There is a convention, however, that an exit code of zero means success (though what constitutes "success" is left to the discretion of the author of the program) and a nonzero exit code means failure (again, with details left to the discretion of the programmer). Often, higher values for the exit code indicate more severe types of failure. The command processor ERROR­LEVEL keyword was designed with these convention in mind.

There are cases where your process will get in such a bad state that a component will take it upon itself to terminate the process. For example, if a process cannot locate the DLLs it imports from, or one of those DLLs fails to initialize, the loader will terminate the process and use the status code as the process exit code. I believe that when a program crashes due to an unhandled exception, the exception code is used as the exit code.

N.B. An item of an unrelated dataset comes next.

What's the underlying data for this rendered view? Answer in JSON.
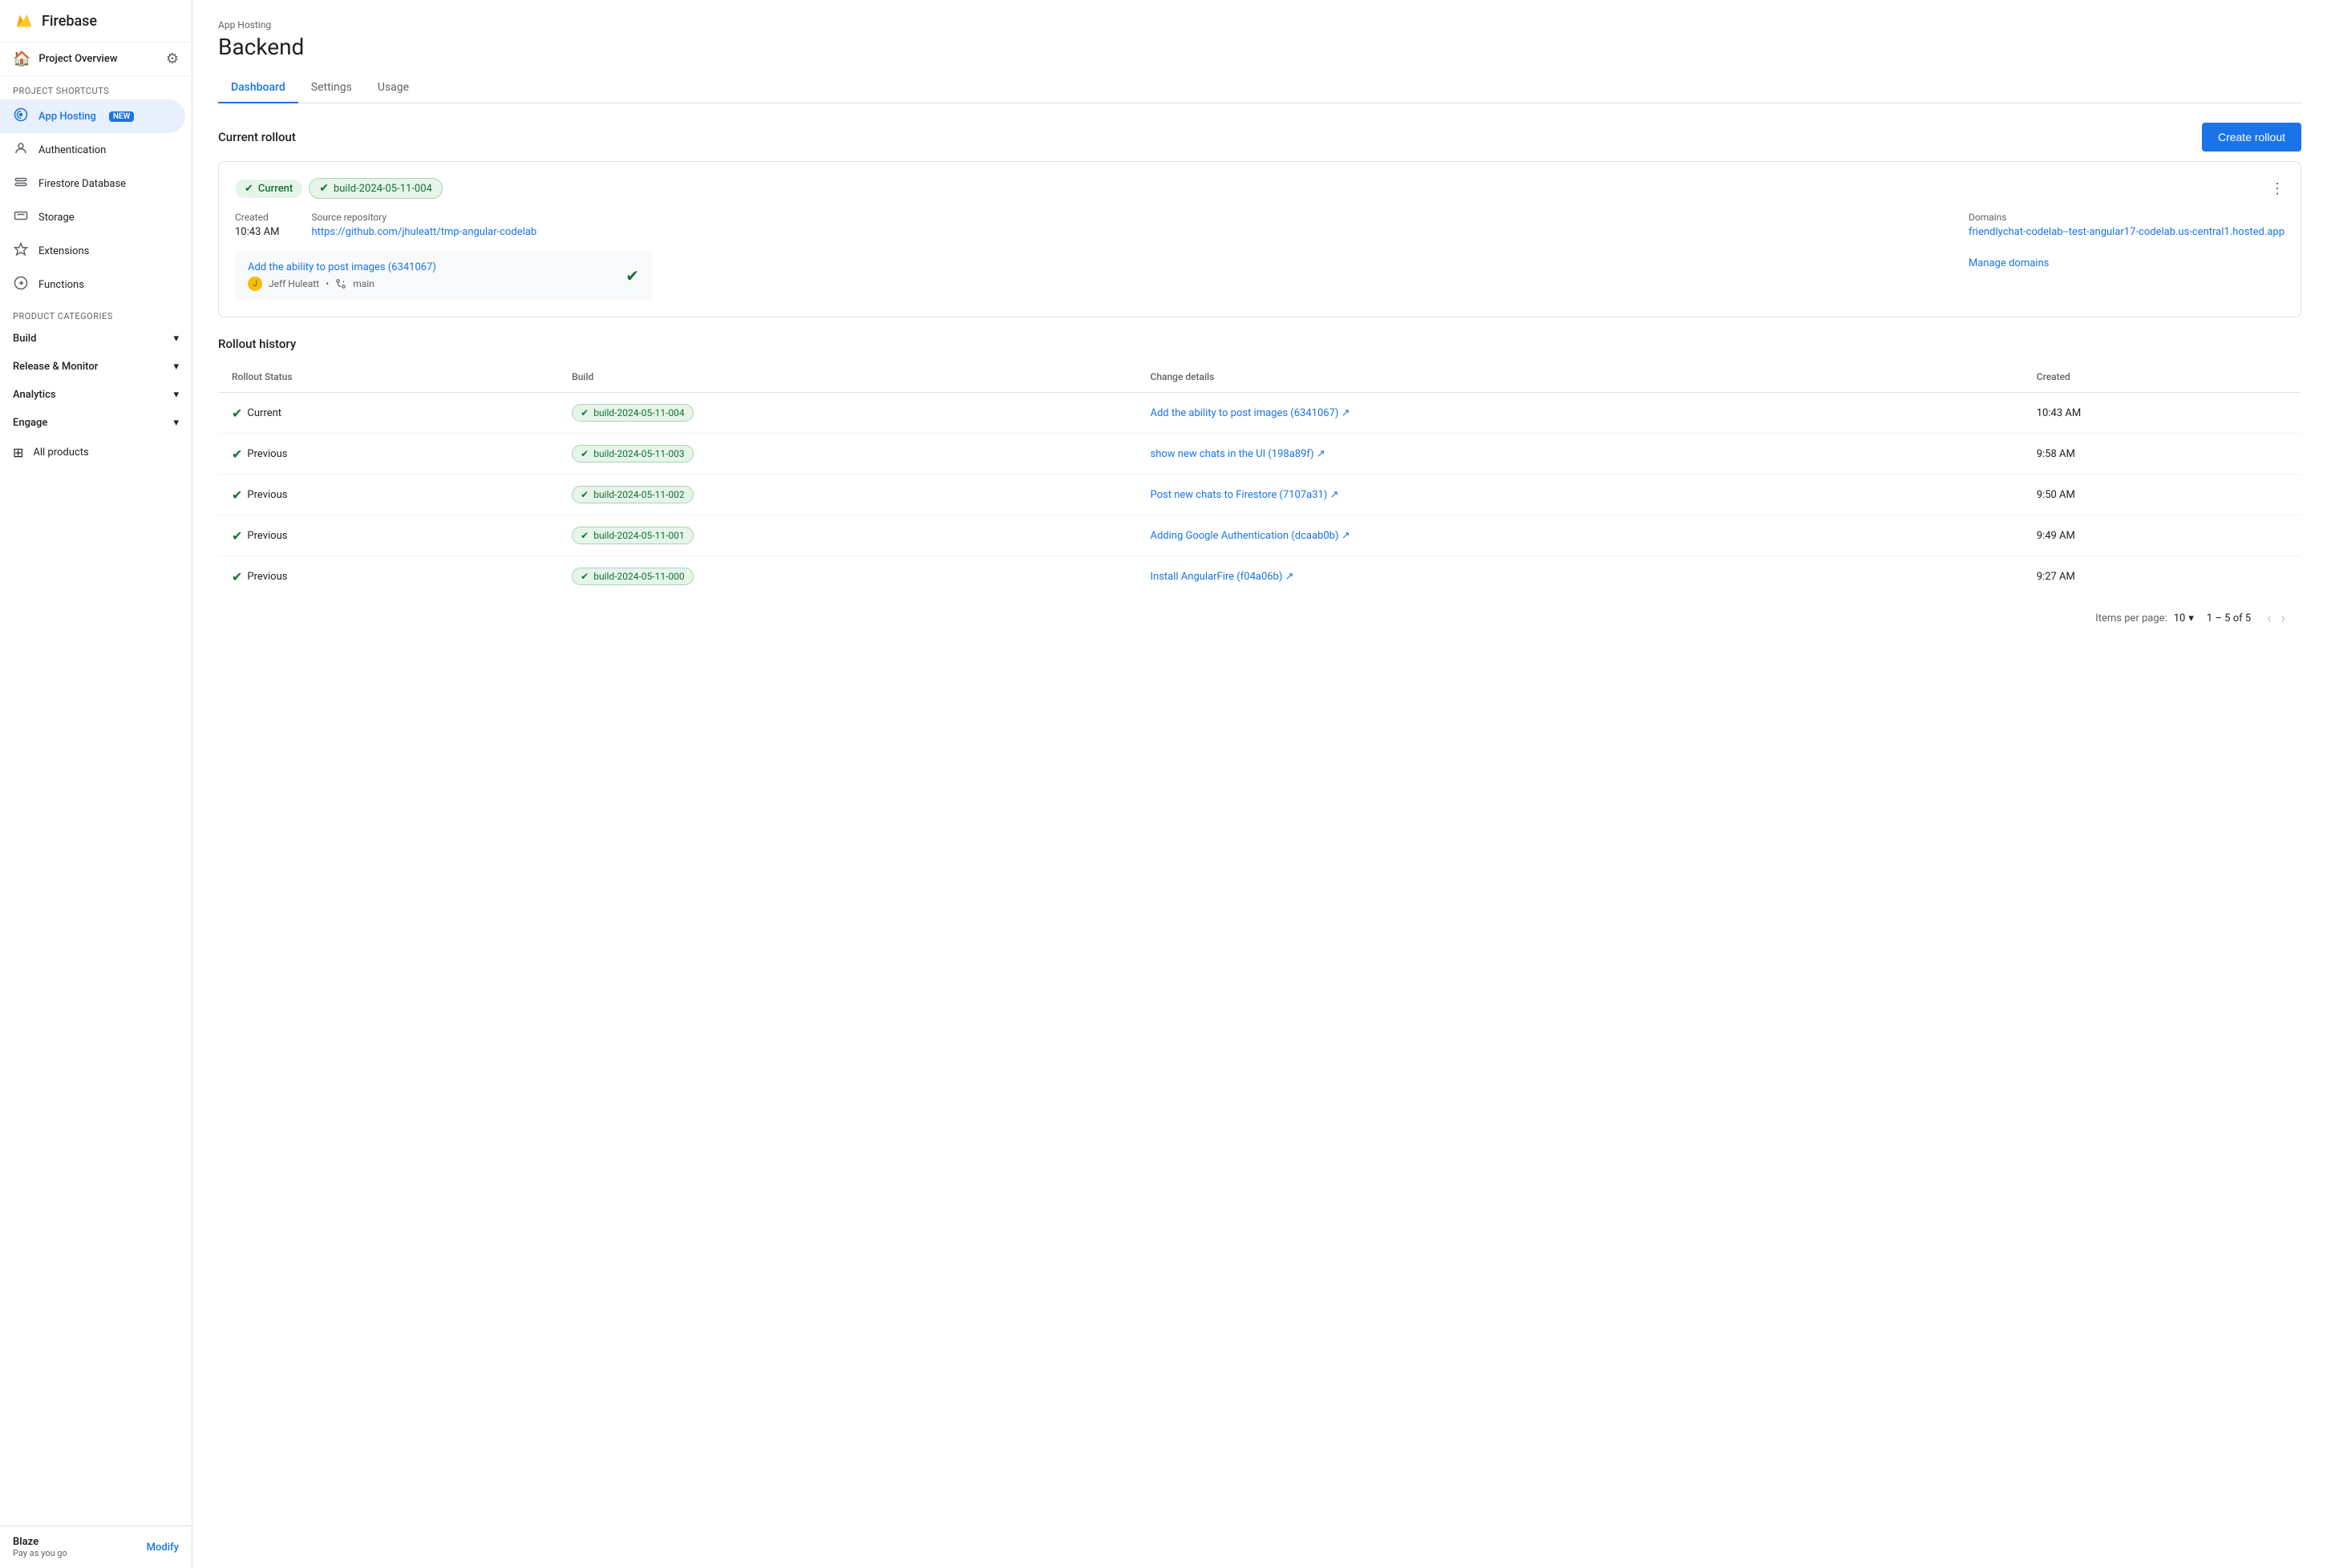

A customer was seeing their program crash with an exit code of 3 and couldn't figure out where it was coming from. They never use that exit code in their program. Eventually, the source of the magic number 3 was identified: The C runtime abort function terminates the process with exit code 3.